Similarly, even Sarita's neighbours are interesting lot, the types that yourselves have seen growing up and unconsciously, have become like them too. The Tai (Amruta Subhash) that lives the floor below, and who is flustered by her daughter's impending marriage, is a character whose frequent appearances spices up the proceedings. Similarly, Sushant's former business partner (Uday Nene), a snoopy granny (who doesn't like to be called one) and a jealous lady (Rajshri Deshpande) add their own tangy masala. The use of realistic locales and sets also give the film a distinct character. So all well and good, till Choked comes to its plot point - the discovery of easy money. Choked: Paisa Bolta Hai: Anurag Kashyap’s Netflix Film Starring Saiyami Kher and Roshan Mathew to Release On June 5.
From hereon, the movie behaves like South African batting side when put on high pressure, and living upto the title. What should have been the film's most intriguing part doesn't exactly keep you thrilled. Choked struggles to maintain the tempo and the thrill factor, often slowing down needlessly and testing our curiosity.
Watch the Trailer of Choked:
There are plenty of things left unexplained and the movie expects us to read a lot between the lines. Not an issue, but the movie shouldn't leave you assume so much on your own, when it doesn't give off that kind of idea in the beginning.
I expected things to be better when the Demonetisation happens. It does, occasionally. Choked is the first Bollywood movie to address demonetisation directly and its implications to the society. It's a brave move that only someone gutsy like Kashyap can pull off in an industry accused of bowing down to the ruling government to the point of breaking its spine.
Kashyap uses this plot point to make some very saucy observations on how the middle-class was brainwashed to believe acche din aayenge, only for them to get stuck for hours to get their own money from banks. The movie also makes fleeting implications that the decision was not a spur of the moment idea and that somehow, some politicians knew that demonetisation is going to happen and they moved the old notes.

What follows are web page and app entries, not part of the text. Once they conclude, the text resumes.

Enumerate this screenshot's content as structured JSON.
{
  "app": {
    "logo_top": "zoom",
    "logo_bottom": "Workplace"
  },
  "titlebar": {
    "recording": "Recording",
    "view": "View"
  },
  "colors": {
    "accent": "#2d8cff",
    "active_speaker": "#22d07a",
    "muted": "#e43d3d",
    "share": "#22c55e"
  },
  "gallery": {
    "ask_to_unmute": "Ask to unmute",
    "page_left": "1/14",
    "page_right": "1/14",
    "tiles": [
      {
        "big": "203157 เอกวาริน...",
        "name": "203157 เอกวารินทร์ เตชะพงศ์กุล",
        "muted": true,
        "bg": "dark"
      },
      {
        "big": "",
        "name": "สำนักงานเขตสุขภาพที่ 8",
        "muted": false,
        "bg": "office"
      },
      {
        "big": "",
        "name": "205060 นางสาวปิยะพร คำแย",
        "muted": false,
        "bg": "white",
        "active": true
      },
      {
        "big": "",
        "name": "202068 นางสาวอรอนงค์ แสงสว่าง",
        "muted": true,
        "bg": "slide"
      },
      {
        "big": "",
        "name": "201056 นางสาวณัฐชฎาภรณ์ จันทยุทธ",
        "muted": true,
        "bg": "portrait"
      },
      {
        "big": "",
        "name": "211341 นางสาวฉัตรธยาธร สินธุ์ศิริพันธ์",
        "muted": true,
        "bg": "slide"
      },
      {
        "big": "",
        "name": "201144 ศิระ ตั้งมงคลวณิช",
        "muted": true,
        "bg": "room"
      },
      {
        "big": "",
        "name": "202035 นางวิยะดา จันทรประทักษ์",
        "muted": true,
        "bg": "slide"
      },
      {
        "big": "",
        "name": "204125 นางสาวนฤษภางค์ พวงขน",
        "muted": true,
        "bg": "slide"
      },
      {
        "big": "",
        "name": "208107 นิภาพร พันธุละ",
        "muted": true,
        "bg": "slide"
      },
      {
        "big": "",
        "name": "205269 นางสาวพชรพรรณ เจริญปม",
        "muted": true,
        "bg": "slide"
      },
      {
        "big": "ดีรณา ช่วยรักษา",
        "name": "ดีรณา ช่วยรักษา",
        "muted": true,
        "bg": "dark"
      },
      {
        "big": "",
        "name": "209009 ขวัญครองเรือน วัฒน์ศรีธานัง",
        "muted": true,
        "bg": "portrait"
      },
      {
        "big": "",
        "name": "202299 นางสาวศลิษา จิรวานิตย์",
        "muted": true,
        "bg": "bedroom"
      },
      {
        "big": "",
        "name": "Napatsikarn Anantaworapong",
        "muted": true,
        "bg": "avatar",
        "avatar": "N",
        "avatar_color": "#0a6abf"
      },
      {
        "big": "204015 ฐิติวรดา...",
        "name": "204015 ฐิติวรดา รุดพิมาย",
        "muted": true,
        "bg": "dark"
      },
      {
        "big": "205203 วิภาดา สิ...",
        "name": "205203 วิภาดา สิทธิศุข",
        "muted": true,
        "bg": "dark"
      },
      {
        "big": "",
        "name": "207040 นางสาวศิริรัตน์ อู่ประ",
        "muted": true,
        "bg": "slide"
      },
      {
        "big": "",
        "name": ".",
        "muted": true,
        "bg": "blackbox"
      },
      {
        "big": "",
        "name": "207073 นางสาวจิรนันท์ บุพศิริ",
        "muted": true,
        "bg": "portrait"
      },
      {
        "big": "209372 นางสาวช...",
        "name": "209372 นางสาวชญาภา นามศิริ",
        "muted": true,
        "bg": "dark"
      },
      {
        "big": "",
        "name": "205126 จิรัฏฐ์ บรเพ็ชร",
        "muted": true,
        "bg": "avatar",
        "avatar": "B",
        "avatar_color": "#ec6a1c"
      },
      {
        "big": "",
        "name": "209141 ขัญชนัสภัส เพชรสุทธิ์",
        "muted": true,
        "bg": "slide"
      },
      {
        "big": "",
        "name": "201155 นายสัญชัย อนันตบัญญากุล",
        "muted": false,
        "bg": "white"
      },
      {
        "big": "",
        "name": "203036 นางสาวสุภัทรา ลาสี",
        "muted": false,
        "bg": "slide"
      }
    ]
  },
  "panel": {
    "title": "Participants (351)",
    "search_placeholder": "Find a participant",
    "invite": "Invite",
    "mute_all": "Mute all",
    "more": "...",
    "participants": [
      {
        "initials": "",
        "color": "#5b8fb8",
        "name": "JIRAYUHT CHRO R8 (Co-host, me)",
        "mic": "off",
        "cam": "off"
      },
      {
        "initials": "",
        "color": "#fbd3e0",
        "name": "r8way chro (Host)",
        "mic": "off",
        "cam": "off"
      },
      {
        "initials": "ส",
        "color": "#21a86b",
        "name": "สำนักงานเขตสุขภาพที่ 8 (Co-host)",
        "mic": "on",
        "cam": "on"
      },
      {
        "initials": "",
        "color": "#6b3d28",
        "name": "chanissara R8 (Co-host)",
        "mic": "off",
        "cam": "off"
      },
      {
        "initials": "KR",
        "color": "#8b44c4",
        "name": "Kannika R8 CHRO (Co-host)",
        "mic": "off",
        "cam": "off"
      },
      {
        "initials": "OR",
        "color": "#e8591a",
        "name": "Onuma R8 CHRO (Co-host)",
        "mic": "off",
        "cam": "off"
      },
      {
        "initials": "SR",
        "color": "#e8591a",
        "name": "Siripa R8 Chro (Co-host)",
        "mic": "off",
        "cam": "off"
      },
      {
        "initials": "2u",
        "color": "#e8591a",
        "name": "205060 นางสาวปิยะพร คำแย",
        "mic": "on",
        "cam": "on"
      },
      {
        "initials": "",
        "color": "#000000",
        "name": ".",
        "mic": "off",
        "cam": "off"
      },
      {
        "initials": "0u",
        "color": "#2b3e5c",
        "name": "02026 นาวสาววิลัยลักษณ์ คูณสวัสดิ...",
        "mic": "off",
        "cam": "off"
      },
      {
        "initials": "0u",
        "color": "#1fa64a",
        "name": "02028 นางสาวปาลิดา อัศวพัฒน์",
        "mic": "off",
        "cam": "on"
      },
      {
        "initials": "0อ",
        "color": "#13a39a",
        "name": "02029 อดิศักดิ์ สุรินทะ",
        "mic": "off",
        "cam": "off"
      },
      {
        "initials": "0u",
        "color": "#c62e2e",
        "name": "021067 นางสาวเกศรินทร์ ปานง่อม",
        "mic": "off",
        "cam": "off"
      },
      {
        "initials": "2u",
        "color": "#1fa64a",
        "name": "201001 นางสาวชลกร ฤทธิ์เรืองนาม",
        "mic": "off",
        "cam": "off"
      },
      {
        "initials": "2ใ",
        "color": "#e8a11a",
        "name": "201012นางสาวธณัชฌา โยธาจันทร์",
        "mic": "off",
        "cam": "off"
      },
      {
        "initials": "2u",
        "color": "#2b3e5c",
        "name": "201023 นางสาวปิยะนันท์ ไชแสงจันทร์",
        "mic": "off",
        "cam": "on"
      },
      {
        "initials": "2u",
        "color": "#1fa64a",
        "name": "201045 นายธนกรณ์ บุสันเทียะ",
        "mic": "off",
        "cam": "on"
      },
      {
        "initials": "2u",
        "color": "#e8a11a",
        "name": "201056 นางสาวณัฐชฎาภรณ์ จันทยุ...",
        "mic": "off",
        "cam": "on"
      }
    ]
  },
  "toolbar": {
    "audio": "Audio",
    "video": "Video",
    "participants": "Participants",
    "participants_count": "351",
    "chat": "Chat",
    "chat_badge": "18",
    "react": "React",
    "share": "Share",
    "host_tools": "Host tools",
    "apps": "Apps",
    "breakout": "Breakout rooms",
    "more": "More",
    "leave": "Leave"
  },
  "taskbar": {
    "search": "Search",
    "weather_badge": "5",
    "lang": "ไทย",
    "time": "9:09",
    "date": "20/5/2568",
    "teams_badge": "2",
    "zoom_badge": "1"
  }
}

Yet, the satirical elements - Sushant, as expected is a Modi fan - doesn't really mesh well with the thriller, and isn't taken complete advantage of. There is this track of Sushant's shady debtor Reddy (Upendra Limaye) who keeps troubling Sarita, that suffers from both inconsistent writing and editing. Also, why was the video of Sarita going to a hotel with Reddy given not enough payoff, though it was threatening to do some serious damage? Considering that Sushant was doubting his wife all along, why such a weak conclusion to this?
There are some fine scenes in between too. Like that fun scene where the building's women residents turn Tai's flat into a temporary pub. Or the tense-filled sequence of Sarita rummaging through her house with background score raising the tempo high. These scenes show Anurash Kashyap's masterful flourishes that I expected the rest of the film to follow. Sadly, that's not always the case.
One huge takeaway point from Choked is the revelation of Saiyami Kher as an actress. Haven't seen her in other films, save for Mirzya (where she has spunk, but the movie and her co-star let her down). Here, she is splending and extremely convincing as the middle-class working woman with her own demons. Giving her really good support is Roshan Mathew in his Bollywood debut. Despite his character's wastrel attitude, you really can't help but like him. Among the supporting cast, Amruta Subhash has a meatier role and stands out.
- Saiyami Kher and Roshan Mathew
- The First Act and Some Good Sequences Afterward
- Inconsistent Pacing and Writing
- The Thriller and Satire Don't Mesh Well
Choked as a social thriller has its moments and is fortified by Kher and Mathew's strong performances. However, As a film that comes out of Kashyap's brilliant mind, Choked turns to be a mixed-bag effort, as it chokes and splutters its way to the finishing line. The movie is streaming on Netflix.